Weeks later, upon checking my Blackberry there was a message from the Registrar’s Office asking me to contact them.  The first thought that came to my head was “why does the Registrar want to speak to me?”  Long story short, I was accepted into the program.  Within weeks, I went from planning a vacation to Martha’s Vineyard to finding the quiet room in my local library

What has surprised me the most this semester is the immeasurable support that I have received from my family, friends, workplace, and the university.  Everyone has rallied around me to offer their support, guidance, and love.  Likewise, one of the things that surprised me about myself has been my tenacity.  I have always had a can do spirit, but I have to admit I was very nervous about the whole graduate school “thing” especially- Social Media.

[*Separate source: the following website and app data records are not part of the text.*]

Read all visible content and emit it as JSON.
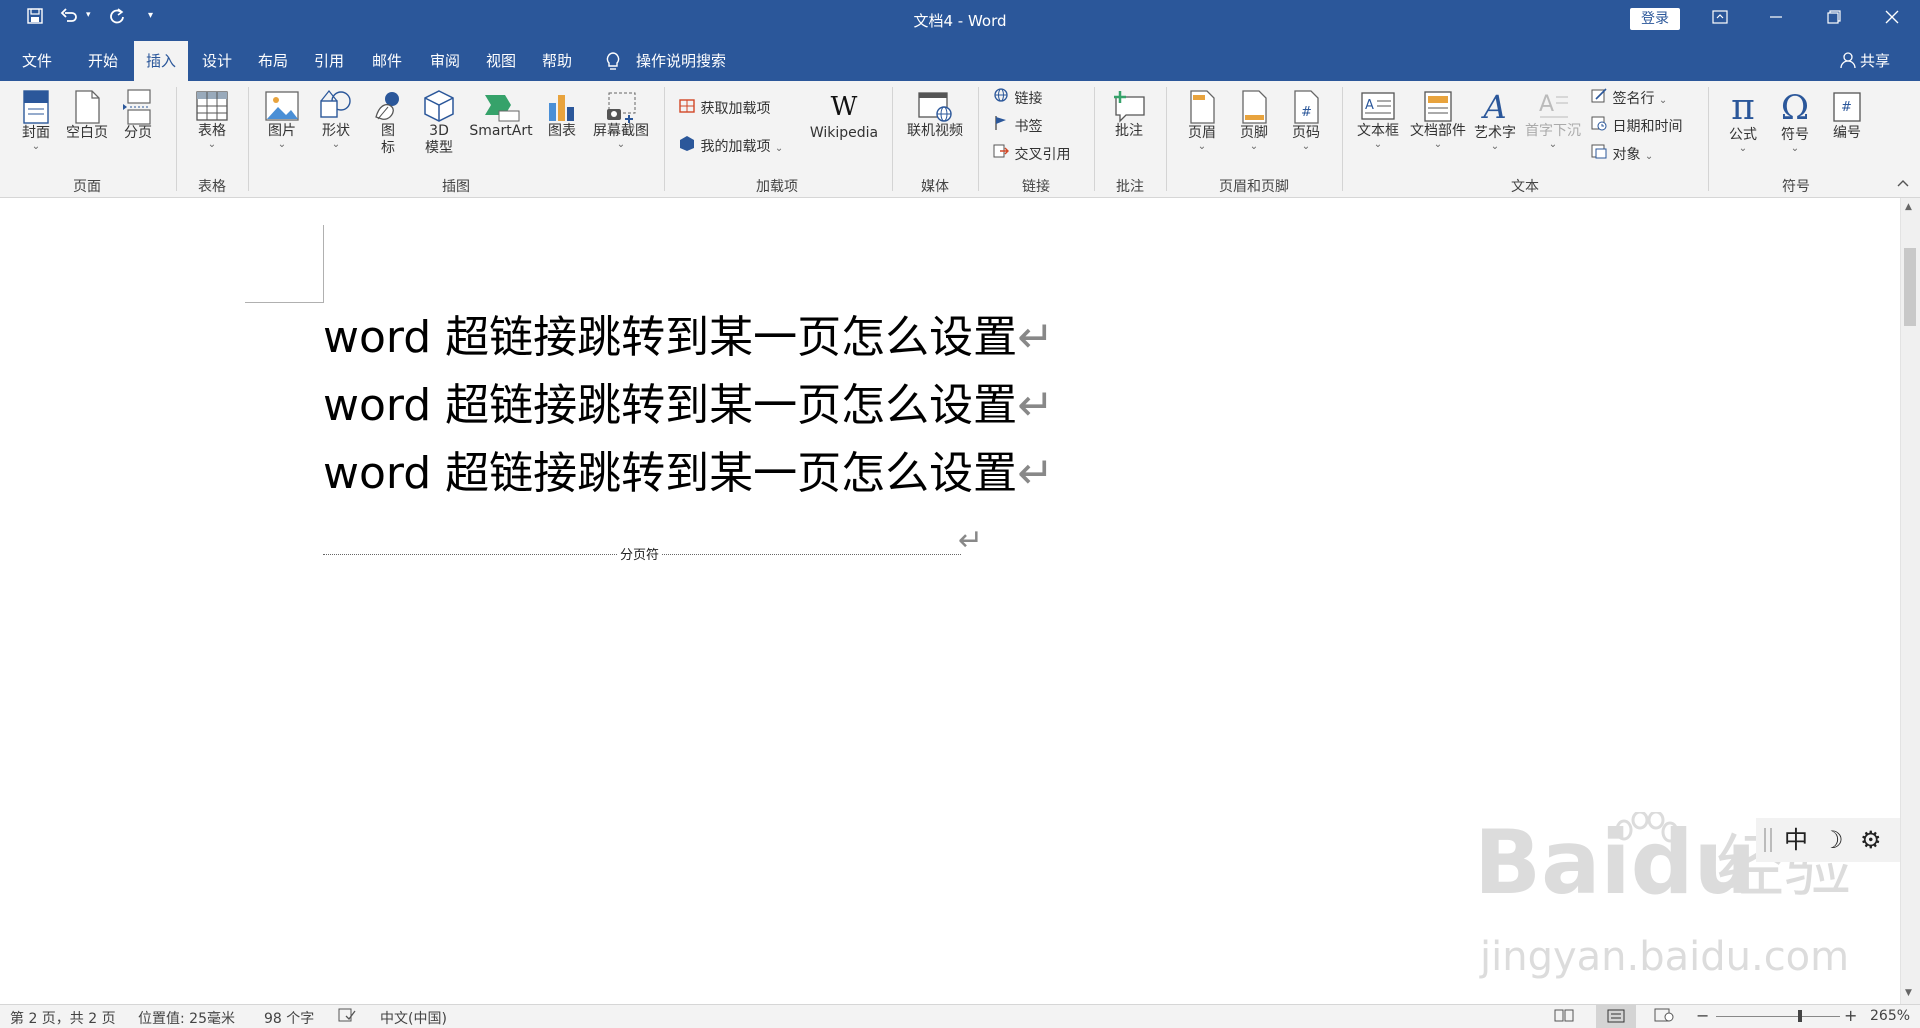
{
  "quick_access": {
    "save_icon": "save-icon",
    "undo_icon": "undo-icon",
    "redo_icon": "redo-icon",
    "customize_icon": "customize-icon"
  },
  "window": {
    "title": "文档4 - Word",
    "login": "登录",
    "share": "共享"
  },
  "tabs": [
    "文件",
    "开始",
    "插入",
    "设计",
    "布局",
    "引用",
    "邮件",
    "审阅",
    "视图",
    "帮助"
  ],
  "active_tab": "插入",
  "tell_me": "操作说明搜索",
  "ribbon": {
    "groups": {
      "pages": {
        "label": "页面",
        "buttons": [
          "封面",
          "空白页",
          "分页"
        ]
      },
      "tables": {
        "label": "表格",
        "buttons": [
          "表格"
        ]
      },
      "illustrations": {
        "label": "插图",
        "buttons": [
          "图片",
          "形状",
          "图",
          "标",
          "3D",
          "模型",
          "SmartArt",
          "图表",
          "屏幕截图"
        ]
      },
      "addins": {
        "label": "加载项",
        "buttons": [
          "获取加载项",
          "我的加载项",
          "Wikipedia"
        ]
      },
      "media": {
        "label": "媒体",
        "buttons": [
          "联机视频"
        ]
      },
      "links": {
        "label": "链接",
        "buttons": [
          "链接",
          "书签",
          "交叉引用"
        ]
      },
      "comments": {
        "label": "批注",
        "buttons": [
          "批注"
        ]
      },
      "header_footer": {
        "label": "页眉和页脚",
        "buttons": [
          "页眉",
          "页脚",
          "页码"
        ]
      },
      "text": {
        "label": "文本",
        "buttons": [
          "文本框",
          "文档部件",
          "艺术字",
          "首字下沉",
          "签名行",
          "日期和时间",
          "对象"
        ]
      },
      "symbols": {
        "label": "符号",
        "buttons": [
          "公式",
          "符号",
          "编号"
        ]
      }
    }
  },
  "document": {
    "lines": [
      "word 超链接跳转到某一页怎么设置",
      "word 超链接跳转到某一页怎么设置",
      "word 超链接跳转到某一页怎么设置"
    ],
    "paragraph_mark": "↵",
    "page_break": "分页符"
  },
  "ime": {
    "mode": "中"
  },
  "watermark": {
    "brand": "Baidu",
    "cn": "经验",
    "url": "jingyan.baidu.com"
  },
  "status": {
    "page": "第 2 页，共 2 页",
    "position": "位置值: 25毫米",
    "words": "98 个字",
    "language": "中文(中国)",
    "zoom": "265%",
    "zoom_level_percent": 265
  },
  "colors": {
    "accent": "#2b579a",
    "ribbon_bg": "#f3f3f3"
  }
}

I’m not a techie type.  Technology has ever really been my thing outside of the workplace.  There have been several times when I’ve pinched myself in class just as remind myself that my contribution, my thoughts, etc. were just as valuable as the next students, even if I didn’t quite understand the subject matter. 

Early in the semester, I dropped one of my courses because I wasn’t sure if I could handle a full-time job and graduate school.  I thought it was better to take one course, and give myself a chance to become acclimated to school lieu of taking two courses and drowning.  In the end, I’m glad that I selected Social Media (not because you guys are reading this post), but because I believe it has redefined and broadened my scope of being.

As a result, I have seen my productivity increase at work and school. The tools that I use to communicate have definitely changed for the better; and I believe my overall thought process is much broader than it was 8 weeks ago. 

P.S., I publish a weekly blog.  Who could have ever known?